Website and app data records
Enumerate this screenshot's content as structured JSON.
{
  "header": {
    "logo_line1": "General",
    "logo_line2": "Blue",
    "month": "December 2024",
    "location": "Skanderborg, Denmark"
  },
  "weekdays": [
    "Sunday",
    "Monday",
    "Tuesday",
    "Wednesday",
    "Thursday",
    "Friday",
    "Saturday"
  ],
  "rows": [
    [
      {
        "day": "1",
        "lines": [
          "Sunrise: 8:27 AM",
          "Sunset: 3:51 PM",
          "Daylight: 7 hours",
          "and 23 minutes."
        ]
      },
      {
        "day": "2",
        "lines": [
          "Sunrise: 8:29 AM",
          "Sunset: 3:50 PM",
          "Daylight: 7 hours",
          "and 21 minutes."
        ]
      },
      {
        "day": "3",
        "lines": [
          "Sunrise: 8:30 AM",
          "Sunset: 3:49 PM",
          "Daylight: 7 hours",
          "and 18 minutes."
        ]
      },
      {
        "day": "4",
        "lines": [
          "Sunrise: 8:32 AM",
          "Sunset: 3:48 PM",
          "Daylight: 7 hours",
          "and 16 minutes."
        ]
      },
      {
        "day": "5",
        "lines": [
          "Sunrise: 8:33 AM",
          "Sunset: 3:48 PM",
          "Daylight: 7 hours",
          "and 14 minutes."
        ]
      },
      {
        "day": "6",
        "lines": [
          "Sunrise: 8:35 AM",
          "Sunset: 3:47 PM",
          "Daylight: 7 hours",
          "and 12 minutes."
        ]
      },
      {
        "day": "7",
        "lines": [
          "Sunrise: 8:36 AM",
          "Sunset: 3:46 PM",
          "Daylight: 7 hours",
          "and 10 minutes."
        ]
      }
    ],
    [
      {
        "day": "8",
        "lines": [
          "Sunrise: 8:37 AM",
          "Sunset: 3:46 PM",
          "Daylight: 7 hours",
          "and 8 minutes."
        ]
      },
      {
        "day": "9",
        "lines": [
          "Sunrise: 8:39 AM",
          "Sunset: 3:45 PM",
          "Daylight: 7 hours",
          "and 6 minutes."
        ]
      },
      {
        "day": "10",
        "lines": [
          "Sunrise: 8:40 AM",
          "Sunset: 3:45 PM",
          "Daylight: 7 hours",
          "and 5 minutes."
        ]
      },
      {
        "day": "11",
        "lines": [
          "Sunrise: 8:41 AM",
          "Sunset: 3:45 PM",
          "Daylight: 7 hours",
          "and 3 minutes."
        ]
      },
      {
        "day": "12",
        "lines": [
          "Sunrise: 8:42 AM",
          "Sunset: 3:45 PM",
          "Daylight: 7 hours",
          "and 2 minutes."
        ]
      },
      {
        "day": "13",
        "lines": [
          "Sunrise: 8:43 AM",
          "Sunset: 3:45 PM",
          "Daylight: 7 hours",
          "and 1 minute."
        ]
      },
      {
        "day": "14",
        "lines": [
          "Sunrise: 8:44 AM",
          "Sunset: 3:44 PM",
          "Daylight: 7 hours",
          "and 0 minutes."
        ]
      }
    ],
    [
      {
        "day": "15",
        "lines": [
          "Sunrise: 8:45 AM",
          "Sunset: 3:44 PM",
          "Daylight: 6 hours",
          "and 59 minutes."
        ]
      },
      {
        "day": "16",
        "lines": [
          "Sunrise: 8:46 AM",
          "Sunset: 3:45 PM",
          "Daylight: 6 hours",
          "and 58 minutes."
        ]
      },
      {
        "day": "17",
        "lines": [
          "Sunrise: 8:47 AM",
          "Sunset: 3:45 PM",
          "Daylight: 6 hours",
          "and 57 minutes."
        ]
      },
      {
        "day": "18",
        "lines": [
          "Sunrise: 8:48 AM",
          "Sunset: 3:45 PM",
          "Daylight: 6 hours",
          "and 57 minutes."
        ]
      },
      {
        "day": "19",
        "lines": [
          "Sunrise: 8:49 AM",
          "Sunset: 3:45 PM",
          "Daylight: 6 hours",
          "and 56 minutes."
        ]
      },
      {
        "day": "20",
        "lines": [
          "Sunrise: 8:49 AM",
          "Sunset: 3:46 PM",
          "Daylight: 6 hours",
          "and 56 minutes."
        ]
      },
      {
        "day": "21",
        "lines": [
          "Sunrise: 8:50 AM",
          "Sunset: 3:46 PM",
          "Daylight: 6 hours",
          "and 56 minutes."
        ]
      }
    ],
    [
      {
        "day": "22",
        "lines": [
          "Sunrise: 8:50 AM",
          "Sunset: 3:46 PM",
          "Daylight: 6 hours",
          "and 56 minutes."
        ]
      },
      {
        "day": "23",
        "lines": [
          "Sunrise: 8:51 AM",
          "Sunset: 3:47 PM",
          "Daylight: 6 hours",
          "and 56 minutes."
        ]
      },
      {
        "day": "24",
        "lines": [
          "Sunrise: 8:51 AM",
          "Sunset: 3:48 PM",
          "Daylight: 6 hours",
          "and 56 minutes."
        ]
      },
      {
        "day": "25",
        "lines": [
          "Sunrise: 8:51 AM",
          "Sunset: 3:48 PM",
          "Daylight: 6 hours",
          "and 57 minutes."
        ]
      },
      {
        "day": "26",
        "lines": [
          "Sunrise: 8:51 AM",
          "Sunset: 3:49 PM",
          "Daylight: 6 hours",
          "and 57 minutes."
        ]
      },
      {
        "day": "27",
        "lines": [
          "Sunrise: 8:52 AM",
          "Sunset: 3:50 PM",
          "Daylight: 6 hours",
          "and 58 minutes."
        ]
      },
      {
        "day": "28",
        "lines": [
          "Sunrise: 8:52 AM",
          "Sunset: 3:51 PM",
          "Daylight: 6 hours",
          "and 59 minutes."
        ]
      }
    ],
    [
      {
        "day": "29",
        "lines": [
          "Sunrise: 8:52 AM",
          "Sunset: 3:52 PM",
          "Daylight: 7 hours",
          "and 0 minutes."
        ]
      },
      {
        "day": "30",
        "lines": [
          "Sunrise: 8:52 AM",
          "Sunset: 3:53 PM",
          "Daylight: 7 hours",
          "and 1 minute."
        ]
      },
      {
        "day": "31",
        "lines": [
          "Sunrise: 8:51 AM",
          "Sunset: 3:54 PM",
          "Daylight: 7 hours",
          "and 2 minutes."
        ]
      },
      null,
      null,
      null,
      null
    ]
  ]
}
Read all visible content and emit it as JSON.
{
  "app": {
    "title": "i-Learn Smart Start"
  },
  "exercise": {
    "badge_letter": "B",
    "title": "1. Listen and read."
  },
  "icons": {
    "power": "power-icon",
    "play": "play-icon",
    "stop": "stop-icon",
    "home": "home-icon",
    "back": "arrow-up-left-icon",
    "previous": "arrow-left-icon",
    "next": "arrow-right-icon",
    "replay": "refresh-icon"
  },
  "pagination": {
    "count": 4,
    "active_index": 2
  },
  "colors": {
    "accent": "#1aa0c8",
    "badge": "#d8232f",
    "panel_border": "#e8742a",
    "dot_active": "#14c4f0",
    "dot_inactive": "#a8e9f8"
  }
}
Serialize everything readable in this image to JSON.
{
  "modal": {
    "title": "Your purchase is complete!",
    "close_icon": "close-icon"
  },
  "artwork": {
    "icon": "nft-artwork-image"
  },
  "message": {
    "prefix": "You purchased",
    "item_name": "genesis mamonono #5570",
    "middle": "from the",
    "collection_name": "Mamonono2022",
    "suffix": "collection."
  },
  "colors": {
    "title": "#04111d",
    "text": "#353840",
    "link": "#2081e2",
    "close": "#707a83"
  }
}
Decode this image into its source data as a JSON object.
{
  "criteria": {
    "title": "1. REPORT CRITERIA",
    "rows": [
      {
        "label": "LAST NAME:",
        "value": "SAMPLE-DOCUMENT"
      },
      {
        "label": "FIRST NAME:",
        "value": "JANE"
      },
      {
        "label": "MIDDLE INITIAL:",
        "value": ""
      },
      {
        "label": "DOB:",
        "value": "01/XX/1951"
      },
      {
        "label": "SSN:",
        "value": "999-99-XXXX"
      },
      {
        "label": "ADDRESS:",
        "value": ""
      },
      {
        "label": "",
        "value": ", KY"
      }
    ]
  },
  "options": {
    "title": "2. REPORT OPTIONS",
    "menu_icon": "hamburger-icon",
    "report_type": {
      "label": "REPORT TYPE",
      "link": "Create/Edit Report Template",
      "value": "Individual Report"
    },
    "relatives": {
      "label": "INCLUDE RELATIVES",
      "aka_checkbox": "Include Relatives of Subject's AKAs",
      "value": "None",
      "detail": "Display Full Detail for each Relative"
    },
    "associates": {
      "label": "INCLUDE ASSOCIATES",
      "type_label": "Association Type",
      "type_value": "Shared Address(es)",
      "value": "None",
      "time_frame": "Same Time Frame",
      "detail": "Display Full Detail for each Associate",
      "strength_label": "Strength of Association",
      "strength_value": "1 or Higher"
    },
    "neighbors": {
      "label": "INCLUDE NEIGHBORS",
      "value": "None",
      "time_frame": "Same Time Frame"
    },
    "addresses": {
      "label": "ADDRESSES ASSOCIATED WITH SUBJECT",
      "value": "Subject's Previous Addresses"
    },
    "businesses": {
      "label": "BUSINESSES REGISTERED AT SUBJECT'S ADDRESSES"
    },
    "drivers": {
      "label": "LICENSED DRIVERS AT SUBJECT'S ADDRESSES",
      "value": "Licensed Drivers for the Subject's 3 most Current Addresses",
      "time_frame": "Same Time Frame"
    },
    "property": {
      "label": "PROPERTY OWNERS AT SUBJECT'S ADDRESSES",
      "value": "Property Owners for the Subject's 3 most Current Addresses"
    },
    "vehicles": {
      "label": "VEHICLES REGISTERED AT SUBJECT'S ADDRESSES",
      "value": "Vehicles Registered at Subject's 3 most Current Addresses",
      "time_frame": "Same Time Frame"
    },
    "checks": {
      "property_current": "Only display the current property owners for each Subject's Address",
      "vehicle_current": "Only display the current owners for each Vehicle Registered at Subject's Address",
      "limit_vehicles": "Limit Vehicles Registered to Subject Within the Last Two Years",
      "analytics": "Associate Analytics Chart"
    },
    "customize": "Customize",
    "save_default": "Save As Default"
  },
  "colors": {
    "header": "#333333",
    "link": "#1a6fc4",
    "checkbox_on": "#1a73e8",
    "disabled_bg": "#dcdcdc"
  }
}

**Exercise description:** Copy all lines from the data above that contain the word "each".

**Written response:**
      "detail": "Display Full Detail for each Relative"
      "detail": "Display Full Detail for each Associate",
      "property_current": "Only display the current property owners for each Subject's Address",
      "vehicle_current": "Only display the current owners for each Vehicle Registered at Subject's Address",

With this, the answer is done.